Suffer Little Children: From Brazil to Flint
JP Sottile
Did Fox News Help the GOP Establishment Get Its Groove Back?
Binoy Kampmark
Legalizing Cruelties: the Australian High Court and Indefinite Offshore Detention
John Feffer
Wrestling With Iran
Rob Prince – Ibrahim Kazerooni
Syria Again
Louisa Willcox
Park Service Finally Stands Up for Grizzlies and Us
Farzana Versey
Of Beyoncé, Trudeau and Culture Predators
Pete Dolack
Fanaticism and Fantasy Drive Purported TPP ‘Benefits’
Murray Dobbin
Canada and the TPP
Steve Horn
Army of Lobbyists Push LNG Exports, Methane Hydrates, Coal in Senate Energy Bill
Colin Todhunter
“Lies, Lies and More Lies” – GMOs, Poisoned Agriculture and Toxic Rants
Franklin Lamb
ISIS Erasing Our Cultural Heritage in Syria
David Mihalyfy
#realacademicbios Deserve Real Reform
Graham Peebles
Unjust and Dysfunctional: Asylum in the UK
Yves Engler
On Unions and Class Struggle
Alfredo Lopez
The ‘Bern’ and the Internet
Missy Comley Beattie
Super Propaganda
Ed Rampell
Great Caesar’s Ghost!: A Specter Haunts Hollywood in the Coen’s Anti-Anti-Commie Goofball Comedy
Cesar Chelala
The Public Health Impact of Domestic Violence
Ron Jacobs
Cold Weather Comforts of a Certain Sort
Charles Komanoff
On the Passing of the Jefferson Airplane
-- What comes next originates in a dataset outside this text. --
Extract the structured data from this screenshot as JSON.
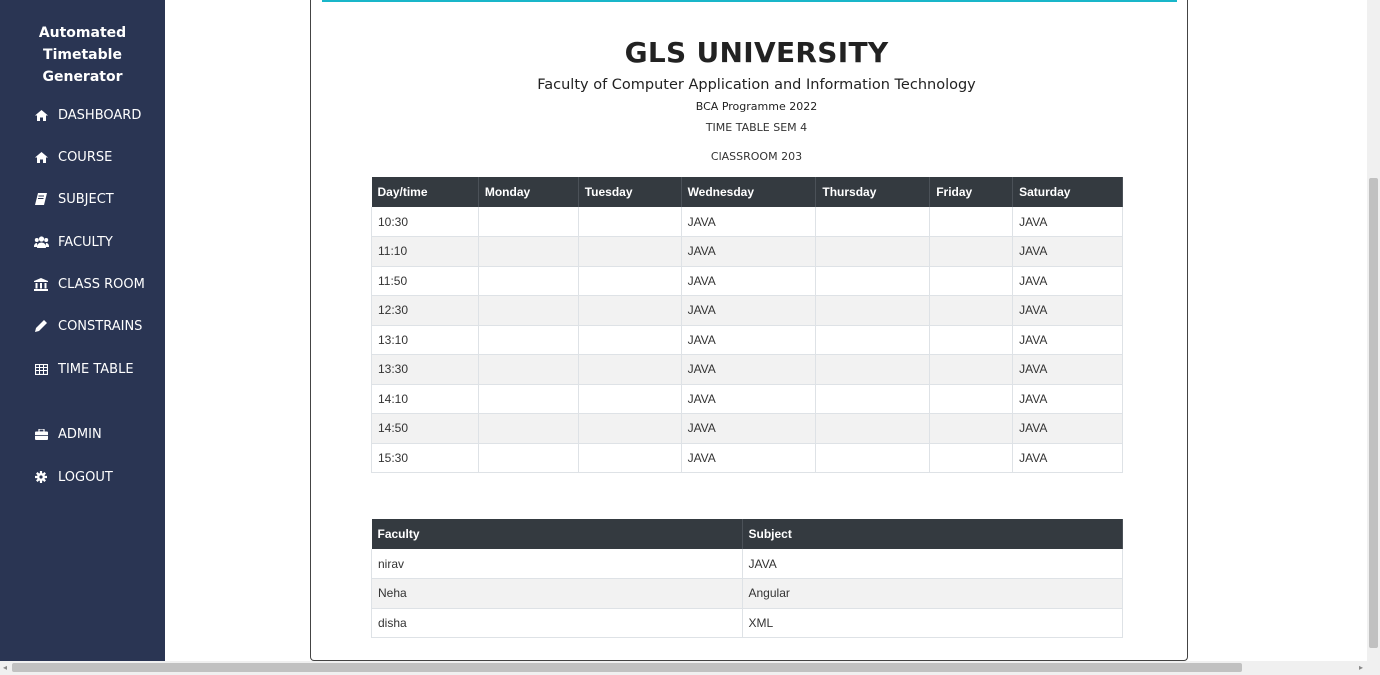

Charles R. Larson
Can One Survive the Holocaust?
FacebookTwitterGoogle+RedditEmail